**Directions for this task**. Every line below should come back exactly as written, though the pictures stay out.
################
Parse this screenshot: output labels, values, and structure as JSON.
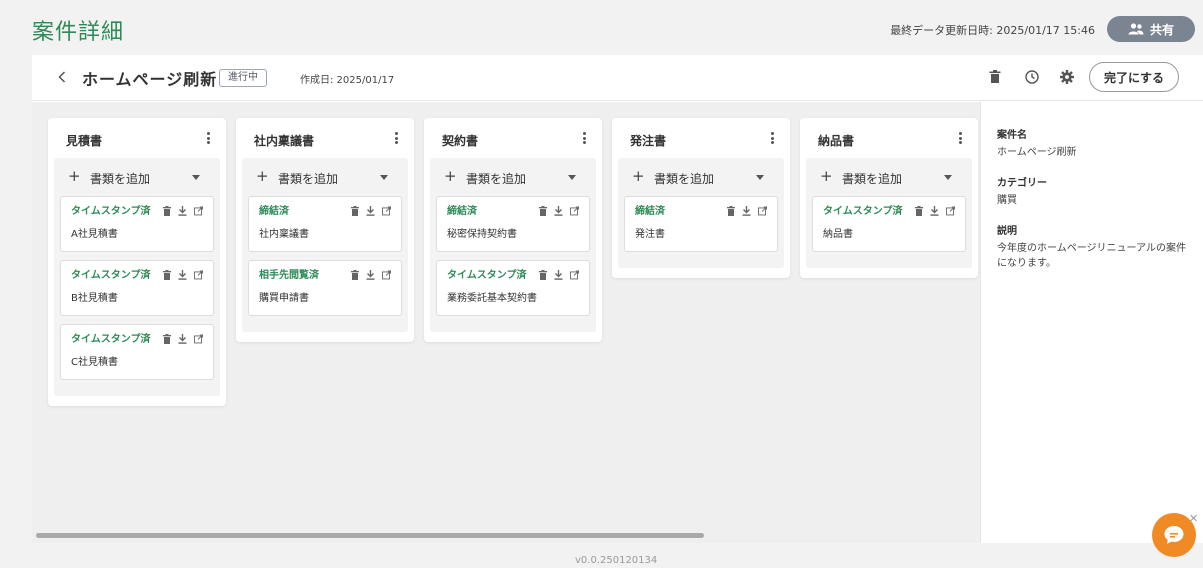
{
  "header": {
    "title": "案件詳細",
    "updated_text": "最終データ更新日時: 2025/01/17 15:46",
    "share_label": "共有"
  },
  "topbar": {
    "project_title": "ホームページ刷新",
    "status": "進行中",
    "created": "作成日: 2025/01/17",
    "complete_label": "完了にする"
  },
  "columns": [
    {
      "title": "見積書",
      "add_label": "書類を追加",
      "cards": [
        {
          "status": "タイムスタンプ済",
          "name": "A社見積書"
        },
        {
          "status": "タイムスタンプ済",
          "name": "B社見積書"
        },
        {
          "status": "タイムスタンプ済",
          "name": "C社見積書"
        }
      ]
    },
    {
      "title": "社内稟議書",
      "add_label": "書類を追加",
      "cards": [
        {
          "status": "締結済",
          "name": "社内稟議書"
        },
        {
          "status": "相手先閲覧済",
          "name": "購買申請書"
        }
      ]
    },
    {
      "title": "契約書",
      "add_label": "書類を追加",
      "cards": [
        {
          "status": "締結済",
          "name": "秘密保持契約書"
        },
        {
          "status": "タイムスタンプ済",
          "name": "業務委託基本契約書"
        }
      ]
    },
    {
      "title": "発注書",
      "add_label": "書類を追加",
      "cards": [
        {
          "status": "締結済",
          "name": "発注書"
        }
      ]
    },
    {
      "title": "納品書",
      "add_label": "書類を追加",
      "cards": [
        {
          "status": "タイムスタンプ済",
          "name": "納品書"
        }
      ]
    }
  ],
  "info": {
    "name_label": "案件名",
    "name_value": "ホームページ刷新",
    "category_label": "カテゴリー",
    "category_value": "購買",
    "desc_label": "説明",
    "desc_value": "今年度のホームページリニューアルの案件になります。"
  },
  "footer": {
    "version": "v0.0.250120134"
  },
  "colors": {
    "accent": "#2e8b57",
    "share_bg": "#7b8591",
    "fab": "#f08a24"
  }
}
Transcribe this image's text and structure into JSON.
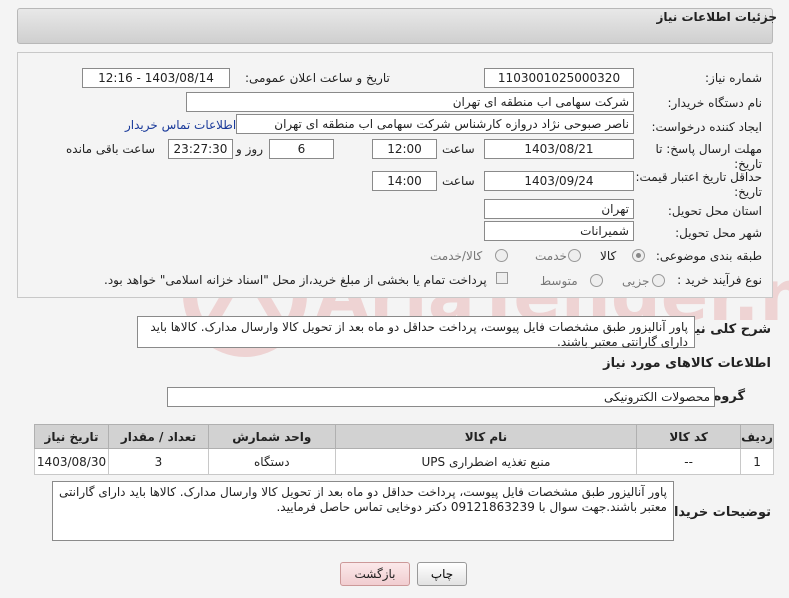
{
  "panel": {
    "title": "جزئیات اطلاعات نیاز"
  },
  "form": {
    "need_number_label": "شماره نیاز:",
    "need_number": "1103001025000320",
    "announce_label": "تاریخ و ساعت اعلان عمومی:",
    "announce_value": "1403/08/14 - 12:16",
    "buyer_org_label": "نام دستگاه خریدار:",
    "buyer_org": "شرکت سهامی اب منطقه ای تهران",
    "creator_label": "ایجاد کننده درخواست:",
    "creator": "ناصر صبوحی نژاد دروازه کارشناس شرکت سهامی اب منطقه ای تهران",
    "contact_link": "اطلاعات تماس خریدار",
    "reply_deadline_label_1": "مهلت ارسال پاسخ: تا",
    "reply_deadline_label_2": "تاریخ:",
    "reply_date": "1403/08/21",
    "time_label": "ساعت",
    "reply_time": "12:00",
    "days_value": "6",
    "days_label": "روز و",
    "remaining_time": "23:27:30",
    "remaining_label": "ساعت باقی مانده",
    "price_validity_label_1": "حداقل تاریخ اعتبار قیمت: تا",
    "price_validity_label_2": "تاریخ:",
    "price_date": "1403/09/24",
    "price_time": "14:00",
    "province_label": "استان محل تحویل:",
    "province": "تهران",
    "city_label": "شهر محل تحویل:",
    "city": "شمیرانات",
    "category_label": "طبقه بندی موضوعی:",
    "category_options": [
      "کالا",
      "خدمت",
      "کالا/خدمت"
    ],
    "category_selected": "کالا",
    "process_label": "نوع فرآیند خرید :",
    "process_options": [
      "جزیی",
      "متوسط"
    ],
    "payment_note": "پرداخت تمام یا بخشی از مبلغ خرید،از محل \"اسناد خزانه اسلامی\" خواهد بود."
  },
  "description": {
    "label": "شرح کلی نیاز:",
    "text": "پاور آنالیزور طبق مشخصات فایل پیوست، پرداخت حداقل دو ماه بعد از تحویل کالا وارسال مدارک. کالاها باید دارای گارانتی معتبر باشند."
  },
  "items_section": {
    "title": "اطلاعات کالاهای مورد نیاز",
    "group_label": "گروه کالا:",
    "group_value": "محصولات الکترونیکی",
    "columns": [
      "ردیف",
      "کد کالا",
      "نام کالا",
      "واحد شمارش",
      "تعداد / مقدار",
      "تاریخ نیاز"
    ],
    "rows": [
      {
        "index": "1",
        "code": "--",
        "name": "منبع تغذیه اضطراری UPS",
        "unit": "دستگاه",
        "qty": "3",
        "date": "1403/08/30"
      }
    ]
  },
  "buyer_notes": {
    "label": "توضیحات خریدار:",
    "text": "پاور آنالیزور طبق مشخصات فایل پیوست، پرداخت حداقل دو ماه بعد از تحویل کالا وارسال مدارک. کالاها باید دارای گارانتی معتبر باشند.جهت سوال با 09121863239 دکتر دوخایی تماس حاصل فرمایید."
  },
  "buttons": {
    "print": "چاپ",
    "back": "بازگشت"
  },
  "watermark": {
    "text": "AriaTender.neT"
  },
  "colors": {
    "link": "#1a3a9a",
    "header_bg": "#d2d2d2",
    "back_button": "#f1cdd0"
  }
}
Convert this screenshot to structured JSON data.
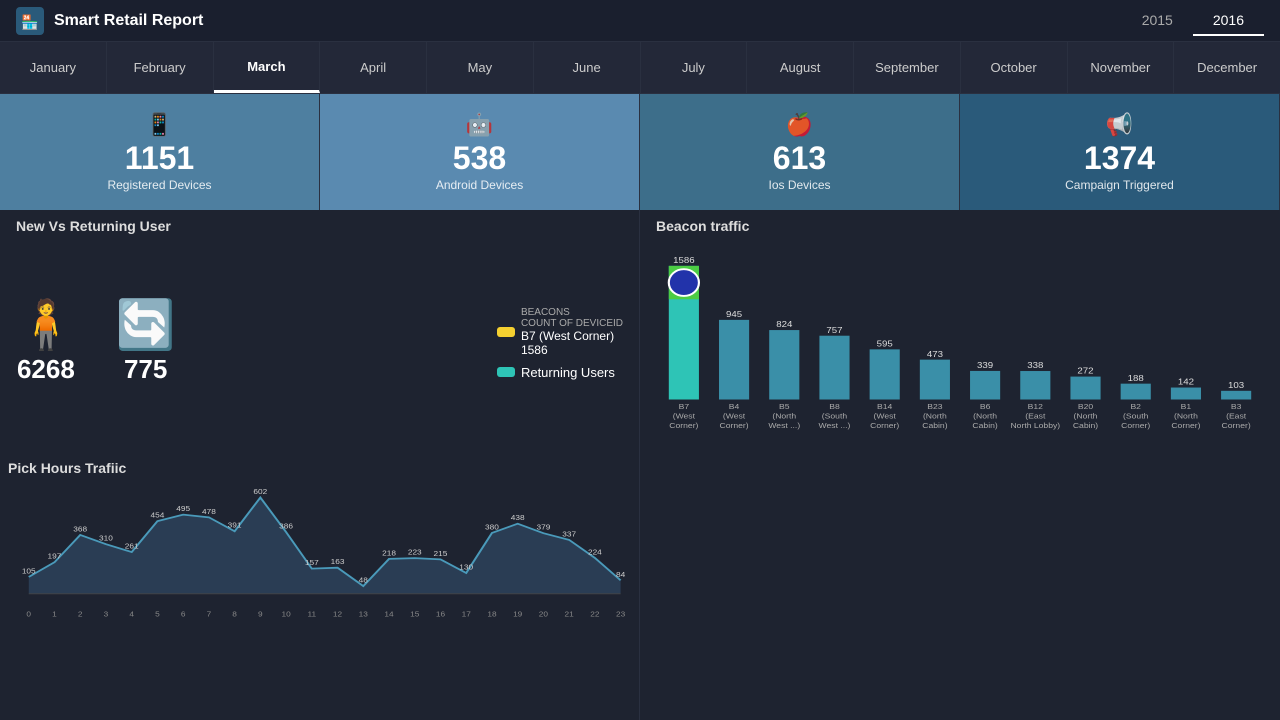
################
**Finished task**.
Parse this screenshot: output labels, values, and structure as JSON.
{
  "header": {
    "title": "案件詳細",
    "updated_text": "最終データ更新日時: 2025/01/17 15:46",
    "share_label": "共有"
  },
  "topbar": {
    "project_title": "ホームページ刷新",
    "status": "進行中",
    "created": "作成日: 2025/01/17",
    "complete_label": "完了にする"
  },
  "columns": [
    {
      "title": "見積書",
      "add_label": "書類を追加",
      "cards": [
        {
          "status": "タイムスタンプ済",
          "name": "A社見積書"
        },
        {
          "status": "タイムスタンプ済",
          "name": "B社見積書"
        },
        {
          "status": "タイムスタンプ済",
          "name": "C社見積書"
        }
      ]
    },
    {
      "title": "社内稟議書",
      "add_label": "書類を追加",
      "cards": [
        {
          "status": "締結済",
          "name": "社内稟議書"
        },
        {
          "status": "相手先閲覧済",
          "name": "購買申請書"
        }
      ]
    },
    {
      "title": "契約書",
      "add_label": "書類を追加",
      "cards": [
        {
          "status": "締結済",
          "name": "秘密保持契約書"
        },
        {
          "status": "タイムスタンプ済",
          "name": "業務委託基本契約書"
        }
      ]
    },
    {
      "title": "発注書",
      "add_label": "書類を追加",
      "cards": [
        {
          "status": "締結済",
          "name": "発注書"
        }
      ]
    },
    {
      "title": "納品書",
      "add_label": "書類を追加",
      "cards": [
        {
          "status": "タイムスタンプ済",
          "name": "納品書"
        }
      ]
    }
  ],
  "info": {
    "name_label": "案件名",
    "name_value": "ホームページ刷新",
    "category_label": "カテゴリー",
    "category_value": "購買",
    "desc_label": "説明",
    "desc_value": "今年度のホームページリニューアルの案件になります。"
  },
  "footer": {
    "version": "v0.0.250120134"
  },
  "colors": {
    "accent": "#2e8b57",
    "share_bg": "#7b8591",
    "fab": "#f08a24"
  }
}
Transcribe this image's text and structure into JSON.
{
  "panel": {
    "title": "جزئیات اطلاعات نیاز"
  },
  "form": {
    "need_number_label": "شماره نیاز:",
    "need_number": "1103001025000320",
    "announce_label": "تاریخ و ساعت اعلان عمومی:",
    "announce_value": "1403/08/14 - 12:16",
    "buyer_org_label": "نام دستگاه خریدار:",
    "buyer_org": "شرکت سهامی اب منطقه ای تهران",
    "creator_label": "ایجاد کننده درخواست:",
    "creator": "ناصر صبوحی نژاد دروازه کارشناس شرکت سهامی اب منطقه ای تهران",
    "contact_link": "اطلاعات تماس خریدار",
    "reply_deadline_label_1": "مهلت ارسال پاسخ: تا",
    "reply_deadline_label_2": "تاریخ:",
    "reply_date": "1403/08/21",
    "time_label": "ساعت",
    "reply_time": "12:00",
    "days_value": "6",
    "days_label": "روز و",
    "remaining_time": "23:27:30",
    "remaining_label": "ساعت باقی مانده",
    "price_validity_label_1": "حداقل تاریخ اعتبار قیمت: تا",
    "price_validity_label_2": "تاریخ:",
    "price_date": "1403/09/24",
    "price_time": "14:00",
    "province_label": "استان محل تحویل:",
    "province": "تهران",
    "city_label": "شهر محل تحویل:",
    "city": "شمیرانات",
    "category_label": "طبقه بندی موضوعی:",
    "category_options": [
      "کالا",
      "خدمت",
      "کالا/خدمت"
    ],
    "category_selected": "کالا",
    "process_label": "نوع فرآیند خرید :",
    "process_options": [
      "جزیی",
      "متوسط"
    ],
    "payment_note": "پرداخت تمام یا بخشی از مبلغ خرید،از محل \"اسناد خزانه اسلامی\" خواهد بود."
  },
  "description": {
    "label": "شرح کلی نیاز:",
    "text": "پاور آنالیزور طبق مشخصات فایل پیوست، پرداخت حداقل دو ماه بعد از تحویل کالا وارسال مدارک. کالاها باید دارای گارانتی معتبر باشند."
  },
  "items_section": {
    "title": "اطلاعات کالاهای مورد نیاز",
    "group_label": "گروه کالا:",
    "group_value": "محصولات الکترونیکی",
    "columns": [
      "ردیف",
      "کد کالا",
      "نام کالا",
      "واحد شمارش",
      "تعداد / مقدار",
      "تاریخ نیاز"
    ],
    "rows": [
      {
        "index": "1",
        "code": "--",
        "name": "منبع تغذیه اضطراری UPS",
        "unit": "دستگاه",
        "qty": "3",
        "date": "1403/08/30"
      }
    ]
  },
  "buyer_notes": {
    "label": "توضیحات خریدار:",
    "text": "پاور آنالیزور طبق مشخصات فایل پیوست، پرداخت حداقل دو ماه بعد از تحویل کالا وارسال مدارک. کالاها باید دارای گارانتی معتبر باشند.جهت سوال با 09121863239 دکتر دوخایی تماس حاصل فرمایید."
  },
  "buttons": {
    "print": "چاپ",
    "back": "بازگشت"
  },
  "watermark": {
    "text": "AriaTender.neT"
  },
  "colors": {
    "link": "#1a3a9a",
    "header_bg": "#d2d2d2",
    "back_button": "#f1cdd0"
  }
}
Convert this screenshot to structured JSON data.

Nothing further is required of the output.